1. Don’t use scapegoats to explain your organization’s troubles. Throughout this process, I encourage you to constantly analyze cause and effect, but with a spin. For every cause, I’ll need you to think of at least 3 effects, and for every effect, I’ll need you to think of 3 possible causes. We are going to climb out from behind our desks and up onto a ladder where we can get a bird’s eye view of the entire situation. Nothing is exempt from examination, or inspection.
2. Never, ever, forget that the stakeholders in your organization—your Board, your staff, your interns, your donors, and most of all your audience—they are all people. These are all living breathing human beings with emotions, feelings, goals, and aspirations, and goals of their own. As you look to repair, innovate, and build your organization, you will make human-to-human interaction a primary consideration for the actions you take.
3. Ask why? Ask it often. Ask it again and again. For everything in your organization you will ask why. Why is this necessary? Why do we need to do it this way? Why does this serve our mission? Why do we need to take this action? Why are we doing this kind of work? Why do we think we need this? Why do you think you are right? Why do you have an issue with this? Why do we do things this way? Why does our audience need us? Why do we present performances this way? Why do we interact with our audience this way? I know that is a lot of questions, but each one will help you to define what is necessary and what is working in your organization. When you pose the question, if you get a concise and strong answer, then you will know that cause and effect has been done. You can trust that you are headed in the direction you are intending and not backtracking in anyway.

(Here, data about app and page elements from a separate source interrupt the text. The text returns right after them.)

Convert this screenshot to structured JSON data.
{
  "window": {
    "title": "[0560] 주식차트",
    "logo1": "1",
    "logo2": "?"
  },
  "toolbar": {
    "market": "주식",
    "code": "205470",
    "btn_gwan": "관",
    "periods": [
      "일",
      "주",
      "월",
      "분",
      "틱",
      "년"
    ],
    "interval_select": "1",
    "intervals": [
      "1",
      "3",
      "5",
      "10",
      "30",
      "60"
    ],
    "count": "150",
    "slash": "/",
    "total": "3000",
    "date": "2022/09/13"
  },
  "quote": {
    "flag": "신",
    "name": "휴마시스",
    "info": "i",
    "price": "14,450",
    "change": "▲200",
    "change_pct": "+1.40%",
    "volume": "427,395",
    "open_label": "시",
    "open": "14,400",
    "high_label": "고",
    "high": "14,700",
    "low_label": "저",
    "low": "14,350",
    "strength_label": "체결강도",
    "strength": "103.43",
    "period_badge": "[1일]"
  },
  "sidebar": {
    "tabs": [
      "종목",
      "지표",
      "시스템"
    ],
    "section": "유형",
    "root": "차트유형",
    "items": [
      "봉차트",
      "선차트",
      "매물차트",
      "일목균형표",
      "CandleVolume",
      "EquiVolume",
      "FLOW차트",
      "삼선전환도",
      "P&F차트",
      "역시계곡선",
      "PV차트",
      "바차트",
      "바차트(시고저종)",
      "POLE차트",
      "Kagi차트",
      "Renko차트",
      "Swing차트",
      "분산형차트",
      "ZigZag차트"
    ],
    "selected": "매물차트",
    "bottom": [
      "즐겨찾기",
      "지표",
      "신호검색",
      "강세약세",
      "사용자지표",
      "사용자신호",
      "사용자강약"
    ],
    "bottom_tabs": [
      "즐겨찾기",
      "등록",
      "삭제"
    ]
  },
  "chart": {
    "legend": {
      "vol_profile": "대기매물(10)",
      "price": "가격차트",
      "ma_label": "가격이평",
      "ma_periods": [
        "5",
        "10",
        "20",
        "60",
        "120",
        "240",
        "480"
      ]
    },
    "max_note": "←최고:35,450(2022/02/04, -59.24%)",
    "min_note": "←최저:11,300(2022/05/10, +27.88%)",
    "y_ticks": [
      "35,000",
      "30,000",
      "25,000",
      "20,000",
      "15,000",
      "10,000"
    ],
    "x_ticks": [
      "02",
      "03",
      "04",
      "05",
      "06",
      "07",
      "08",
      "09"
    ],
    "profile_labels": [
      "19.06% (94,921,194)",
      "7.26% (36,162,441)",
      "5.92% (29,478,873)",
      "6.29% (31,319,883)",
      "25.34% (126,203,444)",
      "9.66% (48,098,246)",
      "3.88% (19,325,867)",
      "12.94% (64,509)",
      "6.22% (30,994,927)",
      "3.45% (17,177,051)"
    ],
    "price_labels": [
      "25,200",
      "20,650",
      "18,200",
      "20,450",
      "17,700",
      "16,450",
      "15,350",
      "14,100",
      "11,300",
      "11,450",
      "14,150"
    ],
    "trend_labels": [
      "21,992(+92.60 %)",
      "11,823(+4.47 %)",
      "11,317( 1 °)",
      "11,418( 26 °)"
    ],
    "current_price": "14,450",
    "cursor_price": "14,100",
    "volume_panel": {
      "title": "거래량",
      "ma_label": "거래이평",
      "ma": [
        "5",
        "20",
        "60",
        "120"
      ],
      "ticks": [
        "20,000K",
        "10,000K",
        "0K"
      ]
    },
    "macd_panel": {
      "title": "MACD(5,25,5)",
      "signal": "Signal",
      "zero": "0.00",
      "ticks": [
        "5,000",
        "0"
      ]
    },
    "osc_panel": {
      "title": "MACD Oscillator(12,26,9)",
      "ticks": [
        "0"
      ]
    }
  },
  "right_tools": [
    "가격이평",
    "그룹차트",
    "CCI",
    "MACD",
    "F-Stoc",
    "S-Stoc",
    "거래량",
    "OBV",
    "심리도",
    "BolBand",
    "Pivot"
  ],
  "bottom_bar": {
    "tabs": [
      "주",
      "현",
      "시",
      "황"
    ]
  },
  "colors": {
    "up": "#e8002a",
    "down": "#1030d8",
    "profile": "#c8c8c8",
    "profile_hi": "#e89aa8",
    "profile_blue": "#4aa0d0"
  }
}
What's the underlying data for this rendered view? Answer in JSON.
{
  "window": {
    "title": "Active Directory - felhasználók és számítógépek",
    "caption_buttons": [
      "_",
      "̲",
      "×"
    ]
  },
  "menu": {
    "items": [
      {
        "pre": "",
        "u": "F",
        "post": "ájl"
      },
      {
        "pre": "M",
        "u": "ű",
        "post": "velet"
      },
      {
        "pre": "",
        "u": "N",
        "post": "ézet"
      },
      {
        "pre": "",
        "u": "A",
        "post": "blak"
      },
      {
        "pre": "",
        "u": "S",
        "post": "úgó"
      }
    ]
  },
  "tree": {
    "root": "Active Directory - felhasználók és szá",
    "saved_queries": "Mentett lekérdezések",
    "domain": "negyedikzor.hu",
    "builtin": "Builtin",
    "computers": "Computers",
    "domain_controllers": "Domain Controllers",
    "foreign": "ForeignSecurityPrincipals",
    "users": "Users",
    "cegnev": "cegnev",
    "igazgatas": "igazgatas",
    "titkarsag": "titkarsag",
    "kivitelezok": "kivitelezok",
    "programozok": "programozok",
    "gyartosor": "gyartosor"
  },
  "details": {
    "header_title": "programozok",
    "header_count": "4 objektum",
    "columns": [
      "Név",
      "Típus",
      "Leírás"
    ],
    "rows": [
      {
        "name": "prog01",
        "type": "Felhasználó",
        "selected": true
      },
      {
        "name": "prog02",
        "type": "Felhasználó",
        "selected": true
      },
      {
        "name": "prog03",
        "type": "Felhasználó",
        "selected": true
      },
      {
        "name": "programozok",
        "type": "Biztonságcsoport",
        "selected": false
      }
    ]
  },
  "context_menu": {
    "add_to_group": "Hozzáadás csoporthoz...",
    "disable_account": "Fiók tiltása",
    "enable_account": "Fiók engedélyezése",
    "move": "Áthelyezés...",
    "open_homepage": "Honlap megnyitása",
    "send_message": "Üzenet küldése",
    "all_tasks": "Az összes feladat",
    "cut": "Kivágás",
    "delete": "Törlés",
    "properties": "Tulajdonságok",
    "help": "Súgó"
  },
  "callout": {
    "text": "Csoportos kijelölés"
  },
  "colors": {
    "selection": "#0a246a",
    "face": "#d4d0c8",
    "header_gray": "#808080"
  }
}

Are you ready to do these things? Whether you are an Executive Director, and intern, or somewhere in between, you can be a leader for innovation and change in the arts organization you serve. You can set the example—you can be the change you wish to see. In the next post in this series, we are going to look at how asking why? can get help you de-clutter and streamline your work, ditch distraction, and fast-track you to effective change.